### PROBLEM REQUIREMENTS
What lines of the data below include the word "cout"? Report them by copying each.

DATA FOR ANALYSIS section start

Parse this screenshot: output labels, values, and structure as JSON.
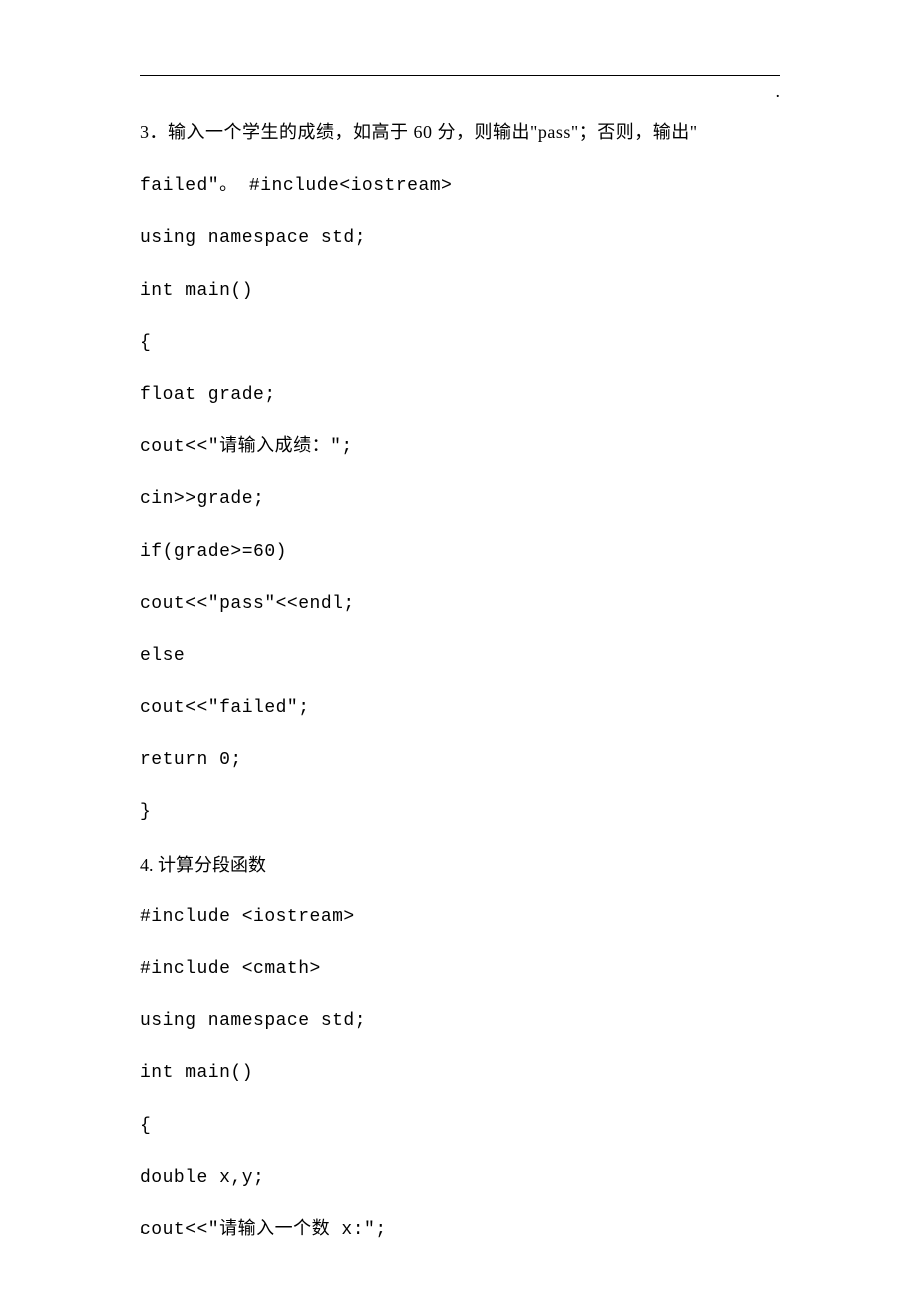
{
  "topDot": ".",
  "q3": {
    "prompt_prefix": "3．输入一个学生的成绩，如高于 60 分，则输出\"pass\"；否则，输出\"",
    "prompt_cont": "failed\"。 #include<iostream>",
    "lines": [
      "using namespace std;",
      "int main()",
      "{",
      "float grade;",
      "cout<<\"请输入成绩：\";",
      "cin>>grade;",
      "if(grade>=60)",
      "cout<<\"pass\"<<endl;",
      "else",
      "cout<<\"failed\";",
      "return 0;",
      "}"
    ]
  },
  "q4": {
    "title": "4. 计算分段函数",
    "lines": [
      "#include <iostream>",
      "#include <cmath>",
      "using namespace std;",
      "int main()",
      "{",
      "double x,y;",
      "cout<<\"请输入一个数 x:\";"
    ]
  },
  "footerDot": "."
}
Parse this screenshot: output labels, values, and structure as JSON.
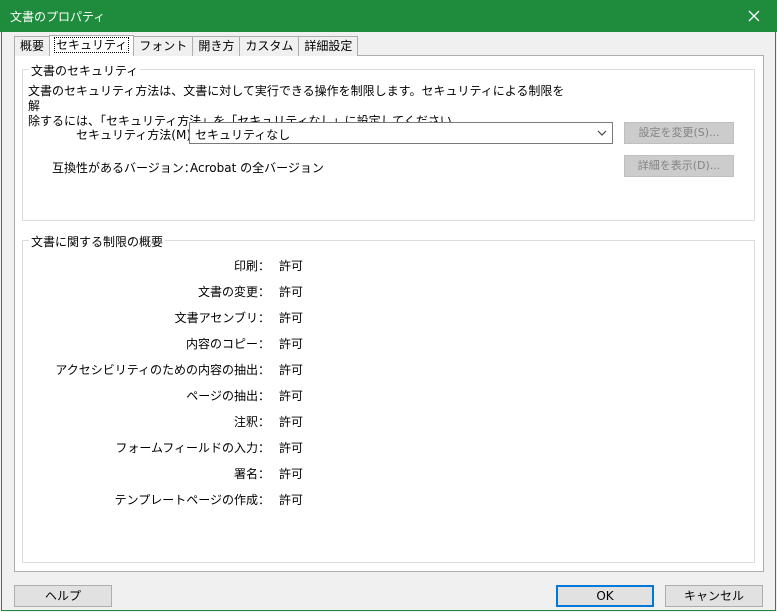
{
  "window": {
    "title": "文書のプロパティ"
  },
  "tabs": [
    {
      "label": "概要"
    },
    {
      "label": "セキュリティ",
      "active": true
    },
    {
      "label": "フォント"
    },
    {
      "label": "開き方"
    },
    {
      "label": "カスタム"
    },
    {
      "label": "詳細設定"
    }
  ],
  "security": {
    "group_title": "文書のセキュリティ",
    "description_line1": "文書のセキュリティ方法は、文書に対して実行できる操作を制限します。セキュリティによる制限を解",
    "description_line2": "除するには、「セキュリティ方法」を「セキュリティなし」に設定してください。",
    "method_label": "セキュリティ方法(M)：",
    "method_value": "セキュリティなし",
    "change_settings_button": "設定を変更(S)...",
    "compat_label": "互換性があるバージョン：",
    "compat_value": "Acrobat の全バージョン",
    "show_details_button": "詳細を表示(D)..."
  },
  "restrictions": {
    "group_title": "文書に関する制限の概要",
    "items": [
      {
        "label": "印刷：",
        "value": "許可"
      },
      {
        "label": "文書の変更：",
        "value": "許可"
      },
      {
        "label": "文書アセンブリ：",
        "value": "許可"
      },
      {
        "label": "内容のコピー：",
        "value": "許可"
      },
      {
        "label": "アクセシビリティのための内容の抽出：",
        "value": "許可"
      },
      {
        "label": "ページの抽出：",
        "value": "許可"
      },
      {
        "label": "注釈：",
        "value": "許可"
      },
      {
        "label": "フォームフィールドの入力：",
        "value": "許可"
      },
      {
        "label": "署名：",
        "value": "許可"
      },
      {
        "label": "テンプレートページの作成：",
        "value": "許可"
      }
    ]
  },
  "footer": {
    "help_button": "ヘルプ",
    "ok_button": "OK",
    "cancel_button": "キャンセル"
  },
  "colors": {
    "titlebar": "#1e8c3c",
    "default_button_border": "#0078d7",
    "disabled_button_bg": "#cccccc"
  }
}
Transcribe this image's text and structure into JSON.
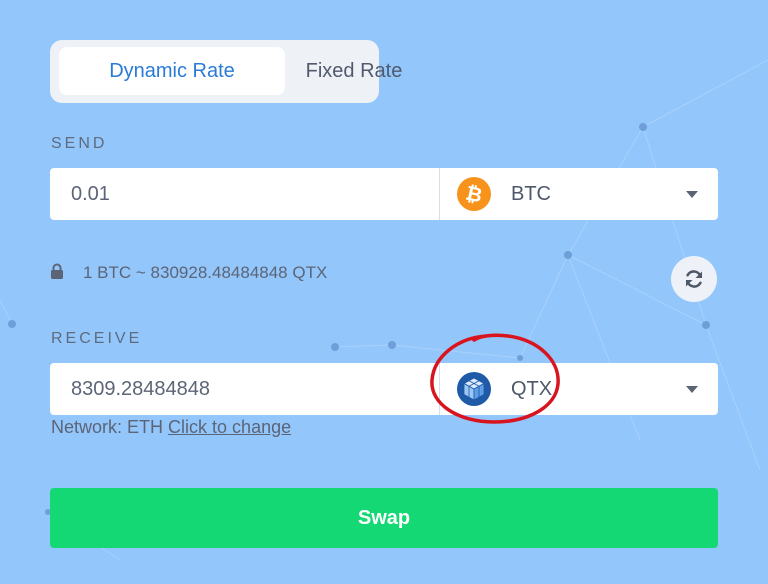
{
  "rate_toggle": {
    "dynamic_label": "Dynamic Rate",
    "fixed_label": "Fixed Rate",
    "selected": "dynamic"
  },
  "send": {
    "label": "SEND",
    "amount": "0.01",
    "currency": {
      "ticker": "BTC",
      "icon": "bitcoin-icon",
      "color": "#f7931a"
    }
  },
  "exchange_rate": {
    "icon": "lock-icon",
    "text": "1 BTC ~ 830928.48484848 QTX"
  },
  "refresh": {
    "icon": "refresh-icon"
  },
  "receive": {
    "label": "RECEIVE",
    "amount": "8309.28484848",
    "currency": {
      "ticker": "QTX",
      "icon": "qtx-cube-icon",
      "color": "#1e5aa8"
    },
    "network_prefix": "Network: ETH",
    "network_link": "Click to change"
  },
  "swap_button": {
    "label": "Swap",
    "color": "#14d874"
  },
  "colors": {
    "background": "#93c6fb",
    "accent": "#2a7bd6",
    "annotation": "#d8141e"
  }
}
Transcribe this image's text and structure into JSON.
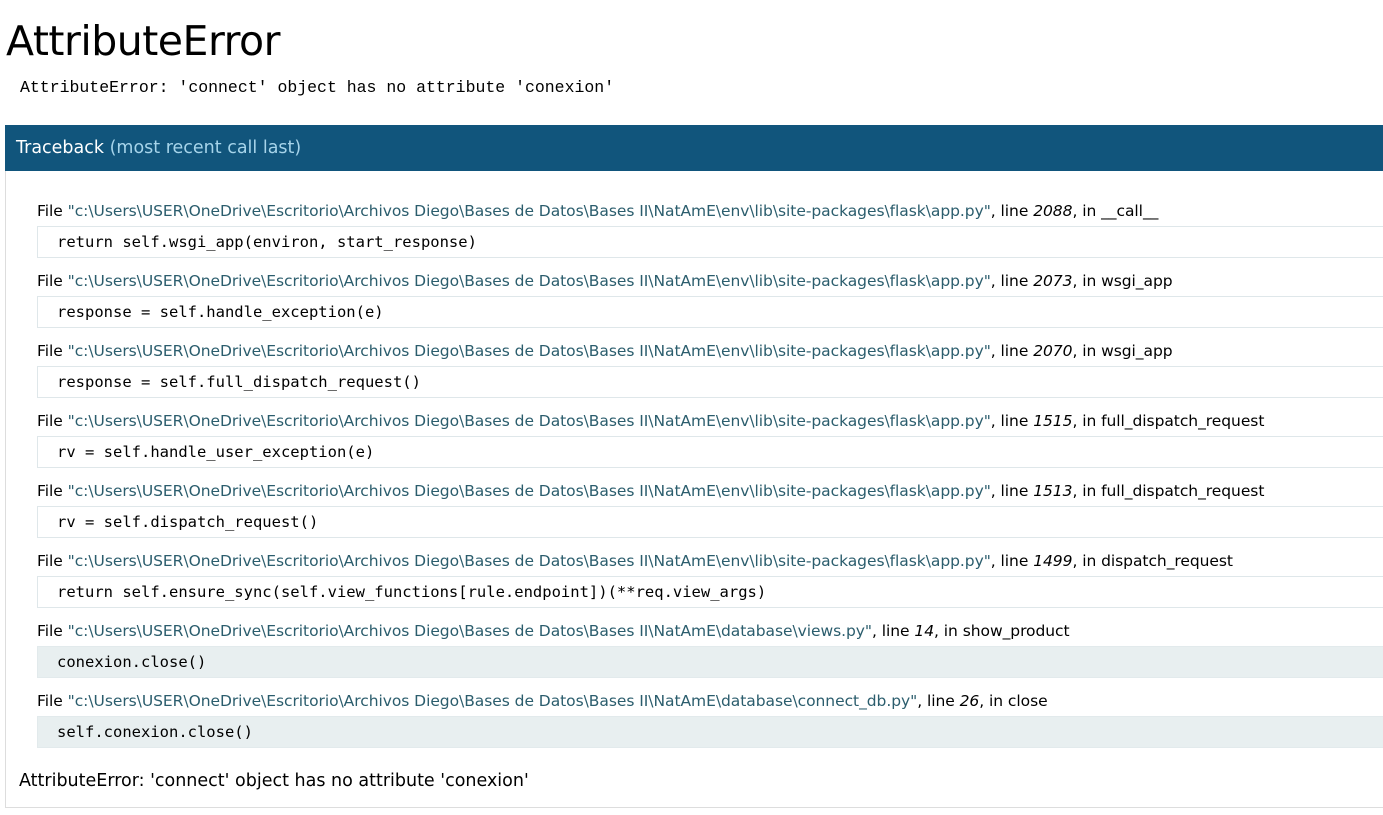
{
  "title": "AttributeError",
  "error_message": "AttributeError: 'connect' object has no attribute 'conexion'",
  "traceback": {
    "label": "Traceback",
    "note": "(most recent call last)",
    "file_prefix": "File ",
    "line_prefix": ", line ",
    "in_prefix": ", in ",
    "frames": [
      {
        "file": "\"c:\\Users\\USER\\OneDrive\\Escritorio\\Archivos Diego\\Bases de Datos\\Bases II\\NatAmE\\env\\lib\\site-packages\\flask\\app.py\"",
        "line": "2088",
        "function": "__call__",
        "source": "return self.wsgi_app(environ, start_response)"
      },
      {
        "file": "\"c:\\Users\\USER\\OneDrive\\Escritorio\\Archivos Diego\\Bases de Datos\\Bases II\\NatAmE\\env\\lib\\site-packages\\flask\\app.py\"",
        "line": "2073",
        "function": "wsgi_app",
        "source": "response = self.handle_exception(e)"
      },
      {
        "file": "\"c:\\Users\\USER\\OneDrive\\Escritorio\\Archivos Diego\\Bases de Datos\\Bases II\\NatAmE\\env\\lib\\site-packages\\flask\\app.py\"",
        "line": "2070",
        "function": "wsgi_app",
        "source": "response = self.full_dispatch_request()"
      },
      {
        "file": "\"c:\\Users\\USER\\OneDrive\\Escritorio\\Archivos Diego\\Bases de Datos\\Bases II\\NatAmE\\env\\lib\\site-packages\\flask\\app.py\"",
        "line": "1515",
        "function": "full_dispatch_request",
        "source": "rv = self.handle_user_exception(e)"
      },
      {
        "file": "\"c:\\Users\\USER\\OneDrive\\Escritorio\\Archivos Diego\\Bases de Datos\\Bases II\\NatAmE\\env\\lib\\site-packages\\flask\\app.py\"",
        "line": "1513",
        "function": "full_dispatch_request",
        "source": "rv = self.dispatch_request()"
      },
      {
        "file": "\"c:\\Users\\USER\\OneDrive\\Escritorio\\Archivos Diego\\Bases de Datos\\Bases II\\NatAmE\\env\\lib\\site-packages\\flask\\app.py\"",
        "line": "1499",
        "function": "dispatch_request",
        "source": "return self.ensure_sync(self.view_functions[rule.endpoint])(**req.view_args)"
      },
      {
        "file": "\"c:\\Users\\USER\\OneDrive\\Escritorio\\Archivos Diego\\Bases de Datos\\Bases II\\NatAmE\\database\\views.py\"",
        "line": "14",
        "function": "show_product",
        "source": "conexion.close()"
      },
      {
        "file": "\"c:\\Users\\USER\\OneDrive\\Escritorio\\Archivos Diego\\Bases de Datos\\Bases II\\NatAmE\\database\\connect_db.py\"",
        "line": "26",
        "function": "close",
        "source": "self.conexion.close()"
      }
    ],
    "final_error": "AttributeError: 'connect' object has no attribute 'conexion'"
  },
  "colors": {
    "header_bg": "#11557c",
    "header_note": "#a6d4ea",
    "filename": "#2b5d6d",
    "app_frame_bg": "#e8eff0"
  }
}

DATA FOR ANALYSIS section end

### TASK RESPONSE
      "cout<<\"请输入成绩：\";",
      "cout<<\"pass\"<<endl;",
      "cout<<\"failed\";",
      "cout<<\"请输入一个数 x:\";"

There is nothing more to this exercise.